Since we were in that area of the world, we would have been remiss to skip New Zealand. Still, it was a 4-hour flight from Sydney to the south island! While we were waiting for a shuttle to collect us from the airport, we noticed this group of middle-aged Chinese ladies wandering around the parking lot. They were obviously lost and it seemed their English skills were minimal. Folks, traveling in New Zealand is much like traveling in the U.S. There’s nothing but English everywhere and really no one around who can help if you don’t have a translator. Knowing what it’s like not to understand or be understood, Webley steps up and boldly starts speaking to them in Mandarin. She finds out what they are looking for and then she and Benjy try as best as they could to help them find their way. They were finally able to direct the ladies to the right shuttle to pick up their rental car. I can remember thinking, “phew it’s going to be a long trip and quite an adventure for these ladies. They must really want to see New Zealand.” Little did we know at the time, that this wouldn’t be the last we’d see of them.
Before our trip, we did a lot of research into the best way to see the south island. Benjy was convinced that hiring a camper van was the preferred method. I, on the other hand, wasn’t so keen. After much cajoling, we finally settled on this number:
It came complete with a kitchen, frig and allegedly enough room to sleep 4 people, no potty however. Since camping is quite popular in New Zealand, there are loads of camper sites called holiday parks. Some are quite “nice.” So, this (or sites like it), was our home for the week.
At each park, we could plug in for power. We actually had no need for the kitchen inside our camper because there was always a community kitchen available for use. There were also shower and restroom facilities, laundry, playgrounds and even wifi.
The kids slept up top and Benjy and I slept on a fold down bed in the back.
No, it wasn’t the Ritz Carlton (nor a Motel 8, for that matter), but you really couldn’t beat the views, the convenience and, of course, the cost of it. As Benjy kept reminding me, “it’s an adventure!”
We spent our first night in the camper in Kaikoura. At about 2:00 a.m. we are all suddenly awakened by this screeching siren that sounded like the air bombing alert horns from World War II. All of us woke with a start and I said, “are we being invaded?” We laid there for a few minutes; the sirens stopped; and we didn’t see anyone else running for a bomb shelter, so we went back to sleep. Later, we discovered that New Zealand has a volunteer fire brigade. The sirens are sounded to call in the volunteers when help is needed.
Our first excursion in New Zealand was a dolphin encounter. We suited up in wetsuits because the water was a bit chilly, about 60 degrees Fahrenheit.
Our guides found a pod of about 200 dolphins. These are wild dolphins and our guides do nothing to attract them. They just take us to the location where they know the dolphins are feeding in the morning.

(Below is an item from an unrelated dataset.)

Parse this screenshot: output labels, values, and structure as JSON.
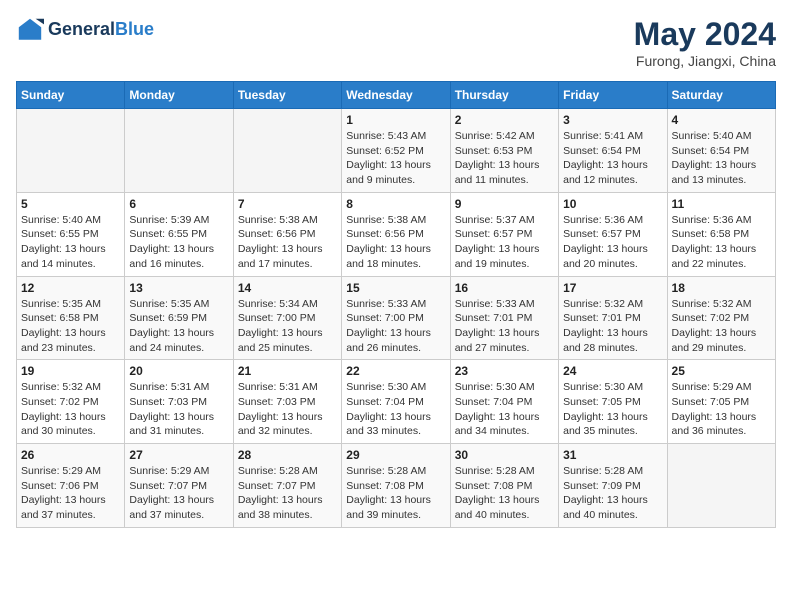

They were so playful and jumping around, doing flips in the air.
It was so much fun to watch! And then we got to jump into the water and swim with them!
The water was freezing (even with the wetsuits on), but I was undeterred. The dolphins were so curious about us and swam around us in circles. It was like they were laughing at us and saying, “oh look, it’s those goofy looking humans again. Bless their hearts, they can’t even swim properly.” I loved every minute of it and didn’t want to get out of the water. Benjy and the kids, on the other hand, thought the experience was just “meh.”
We continued on our way and saw lots of beautiful landscapes.
We would drive for hours at a time passing nary a soul. The thought occurred to me a couple of times, “what would happen if we broke down in the middle of nowhere?” We’d be walking for miles before we found anyone who could help. Luckily, we never had to worry about that.
Along the way, we stumbled upon this hidden beach. It had really interesting driftwood and a picturesque forest next to it.
Our next stop was Greymouth.